A total of 447 Adverse Events Following Immunisation (AEFI) have been reported in the last two days of the massive inoculation drive against the coronavirus disease (COVID-19) that is now underway in India.
Of them, three cases were serious in nature and required hospitalisation, the Union Health Ministry said during a press conference on Sunday.
The three cases occurred at different hospitals cum vaccination centres, the ministry added.
"One has been discharged from Northern Railway Hospital Delhi within 24 hours. One has been discharged from AIIMS Delhi. One is under observation in AIIMS Rishikesh and is fine," the Health and Family Welfare Ministry said.

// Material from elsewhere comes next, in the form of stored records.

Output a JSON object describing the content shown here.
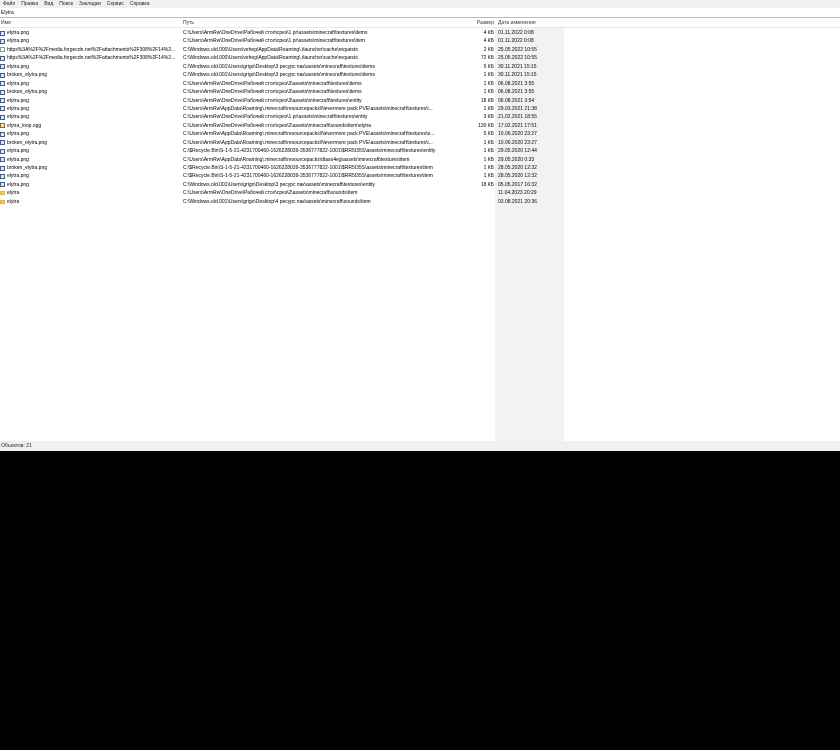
{
  "menu": [
    "Файл",
    "Правка",
    "Вид",
    "Поиск",
    "Закладки",
    "Сервис",
    "Справка"
  ],
  "search": {
    "value": "Elytra"
  },
  "columns": {
    "name": "Имя",
    "path": "Путь",
    "size": "Размер",
    "date": "Дата изменения"
  },
  "rows": [
    {
      "icon": "png",
      "name": "elytra.png",
      "path": "C:\\Users\\ArmRw\\OneDrive\\Рабочий стол\\срез\\1 pr\\assets\\minecraft\\textures\\items",
      "size": "4 КБ",
      "date": "01.11.2022 0:08"
    },
    {
      "icon": "png",
      "name": "elytra.png",
      "path": "C:\\Users\\ArmRw\\OneDrive\\Рабочий стол\\срез\\1 pr\\assets\\minecraft\\textures\\item",
      "size": "4 КБ",
      "date": "01.11.2022 0:08"
    },
    {
      "icon": "file",
      "name": "https%3A%2F%2Fmedia.forgecdn.net%2Fattachments%2F308%2F14%2...",
      "path": "C:\\Windows.old.000\\Users\\veheg\\AppData\\Roaming\\.tlauncher\\cache\\requests",
      "size": "2 КБ",
      "date": "25.05.2022 10:55"
    },
    {
      "icon": "png",
      "name": "https%3A%2F%2Fmedia.forgecdn.net%2Fattachments%2F308%2F14%2...",
      "path": "C:\\Windows.old.000\\Users\\veheg\\AppData\\Roaming\\.tlauncher\\cache\\requests",
      "size": "72 КБ",
      "date": "25.05.2022 10:55"
    },
    {
      "icon": "png",
      "name": "elytra.png",
      "path": "C:\\Windows.old.001\\Users\\grigo\\Desktop\\3 ресурс пак\\assets\\minecraft\\textures\\items",
      "size": "5 КБ",
      "date": "30.11.2021 15:15"
    },
    {
      "icon": "png",
      "name": "broken_elytra.png",
      "path": "C:\\Windows.old.001\\Users\\grigo\\Desktop\\3 ресурс пак\\assets\\minecraft\\textures\\items",
      "size": "1 КБ",
      "date": "30.11.2021 15:15"
    },
    {
      "icon": "png",
      "name": "elytra.png",
      "path": "C:\\Users\\ArmRw\\OneDrive\\Рабочий стол\\срез\\3\\assets\\minecraft\\textures\\items",
      "size": "1 КБ",
      "date": "06.08.2021 3:55"
    },
    {
      "icon": "png",
      "name": "broken_elytra.png",
      "path": "C:\\Users\\ArmRw\\OneDrive\\Рабочий стол\\срез\\3\\assets\\minecraft\\textures\\items",
      "size": "1 КБ",
      "date": "06.08.2021 3:55"
    },
    {
      "icon": "png",
      "name": "elytra.png",
      "path": "C:\\Users\\ArmRw\\OneDrive\\Рабочий стол\\срез\\3\\assets\\minecraft\\textures\\entity",
      "size": "18 КБ",
      "date": "06.08.2021 3:54"
    },
    {
      "icon": "png",
      "name": "elytra.png",
      "path": "C:\\Users\\ArmRw\\AppData\\Roaming\\.minecraft\\resourcepacks\\Nevermore pack PVE\\assets\\minecraft\\textures\\i...",
      "size": "1 КБ",
      "date": "29.03.2021 21:38"
    },
    {
      "icon": "png",
      "name": "elytra.png",
      "path": "C:\\Users\\ArmRw\\OneDrive\\Рабочий стол\\срез\\1 pr\\assets\\minecraft\\textures\\entity",
      "size": "3 КБ",
      "date": "21.02.2021 18:55"
    },
    {
      "icon": "ogg",
      "name": "elytra_loop.ogg",
      "path": "C:\\Users\\ArmRw\\OneDrive\\Рабочий стол\\срез\\2\\assets\\minecraft\\sounds\\item\\elytra",
      "size": "130 КБ",
      "date": "17.02.2021 17:51"
    },
    {
      "icon": "png",
      "name": "elytra.png",
      "path": "C:\\Users\\ArmRw\\AppData\\Roaming\\.minecraft\\resourcepacks\\Nevermore pack PVE\\assets\\minecraft\\textures\\e...",
      "size": "5 КБ",
      "date": "10.06.2020 23:27"
    },
    {
      "icon": "png",
      "name": "broken_elytra.png",
      "path": "C:\\Users\\ArmRw\\AppData\\Roaming\\.minecraft\\resourcepacks\\Nevermore pack PVE\\assets\\minecraft\\textures\\i...",
      "size": "1 КБ",
      "date": "10.06.2020 23:27"
    },
    {
      "icon": "png",
      "name": "elytra.png",
      "path": "C:\\$Recycle.Bin\\S-1-5-21-4231700460-1626228039-3536777822-1001\\$RR5I35S\\assets\\minecraft\\textures\\entity",
      "size": "1 КБ",
      "date": "29.05.2020 12:44"
    },
    {
      "icon": "png",
      "name": "elytra.png",
      "path": "C:\\Users\\ArmRw\\AppData\\Roaming\\.minecraft\\resourcepacks\\dtaso4eg\\assets\\minecraft\\textures\\item",
      "size": "1 КБ",
      "date": "29.05.2020 0:33"
    },
    {
      "icon": "png",
      "name": "broken_elytra.png",
      "path": "C:\\$Recycle.Bin\\S-1-5-21-4231700460-1626228039-3536777822-1001\\$RR5I35S\\assets\\minecraft\\textures\\item",
      "size": "1 КБ",
      "date": "28.05.2020 12:32"
    },
    {
      "icon": "png",
      "name": "elytra.png",
      "path": "C:\\$Recycle.Bin\\S-1-5-21-4231700460-1626228039-3536777822-1001\\$RR5I35S\\assets\\minecraft\\textures\\item",
      "size": "1 КБ",
      "date": "28.05.2020 12:32"
    },
    {
      "icon": "png",
      "name": "elytra.png",
      "path": "C:\\Windows.old.001\\Users\\grigo\\Desktop\\3 ресурс пак\\assets\\minecraft\\textures\\entity",
      "size": "18 КБ",
      "date": "05.05.2017 16:32"
    },
    {
      "icon": "folder",
      "name": "elytra",
      "path": "C:\\Users\\ArmRw\\OneDrive\\Рабочий стол\\срез\\2\\assets\\minecraft\\sounds\\item",
      "size": "",
      "date": "11.04.2023 20:29"
    },
    {
      "icon": "folder",
      "name": "elytra",
      "path": "C:\\Windows.old.001\\Users\\grigo\\Desktop\\4 ресурс пак\\assets\\minecraft\\sounds\\item",
      "size": "",
      "date": "03.08.2021 20:36"
    }
  ],
  "status": {
    "text": "Объектов: 21"
  }
}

News agency had IANS earlier reported that a 22-year-old security guard at All India Institute of Medical Sciences (AIIMS), New Delhi, was admitted in the intensive care unit (ICU) after he developed an allergic reaction here following inoculation a day ago.
The guard had suffered headache, rash, respiratory distress, and tachycardia.
However, the ministry missed the serious adverse event the Delhi government recorded in its list on Saturday where a healthcare worker of NDMC Charak Pallika Hospital had to be hospitalised post inoculation in the hospital. The healthcare worker was, however, discharged after few hours of observation.
The ministry also stressed that majority of the the adverse event are minor in nature and may or may not be related to the vaccination process.
"An adverse event following immunisation is any unexpected medical occurrence which follows immunisation. It may or may not be related to vaccine or vaccination process. Majority of the AEFIs are minor in nature: pain, mild swelling at injection site, mild fever, body ache, nausea, giddiness and mild allergic reactions like rashes, etc," it said.
Meanwhile, as many as 2,24,311 beneficiaries have received doses of Covid vaccines in 553 sessions of vaccination till Sunday held across the country. The ministry added that 2,07,229 of them received the jabs on day one of the drive.
"Today being Sunday, only six states conducted vaccination drive and in 553 sessions a total of 17,072 beneficiaries were vaccinated," the ministry's Additional Secretary Manohar Agnani said.
The number of people vaccinated in the country on day one of the drive is the highest in the world. "It is higher than (the numbers in) the US, UK and France on day one," he said.
"A total of 447 AEFI have been reported on January 16 and 17, out of which only three required hospitalisation. Most of the AEFI reported so far are minor like fever, headache, nausea," he said.
The six states where the vaccination drive was carried out on Sunday are Andhra Pradesh (308 sessions), Arunachal Pradesh (14 sessions), Karnataka (64 sessions), Kerala (one session), Manipur (one session) and Tamil Nadu (165 sessions), he said.
Vaccination drive schedule
The vaccination drive will be carried out six days a week in Andhra Pradesh and five days a week in Mizoram.
The drive will be carried out four days a week in Arunachal Pradesh, Assam, Bihar, Chandigarh, Chhattisgarh, Dadra and Nagar Haveli, Daman and Diu, Delhi, Gujarat, Haryana, Jammu and Kashmir, Jharkhand, Karnataka, Kerala, Ladakh, Madhya Pradesh, Maharashtra, Manipur, Puducherry, Punjab, Rajasthan, Sikkim, Tamil Nadu, Telangana, Tripura, Uttarakhand and West Bengal.
It will be carried out three days a week in Andaman and Nicobar Islands, Nagaland and Odisha, and two days a week in Goa, Uttar Pradesh and Himachal Pradesh.
World's largest inoculation drive
Prime Minister Narendra Modi rolled out the world's largest inoculation drive against COVID-19 on Saturday and said the two vaccines being deployed will ensure a "decisive victory" for India against the pandemic.
India has approved two vaccines -- Covaxin developed by Bharat Biotech and Covishield from the Oxford/AstraZeneca stable being manufactured by the Serum Institute of India -- for emergency use in the country.
According to the government, the shots will be offered first to an estimated one crore healthcare workers and around two crore frontline workers, and then to persons above 50 years of age, followed by persons younger than 50 years of age with associated comorbidities.
(With inputs from agencies)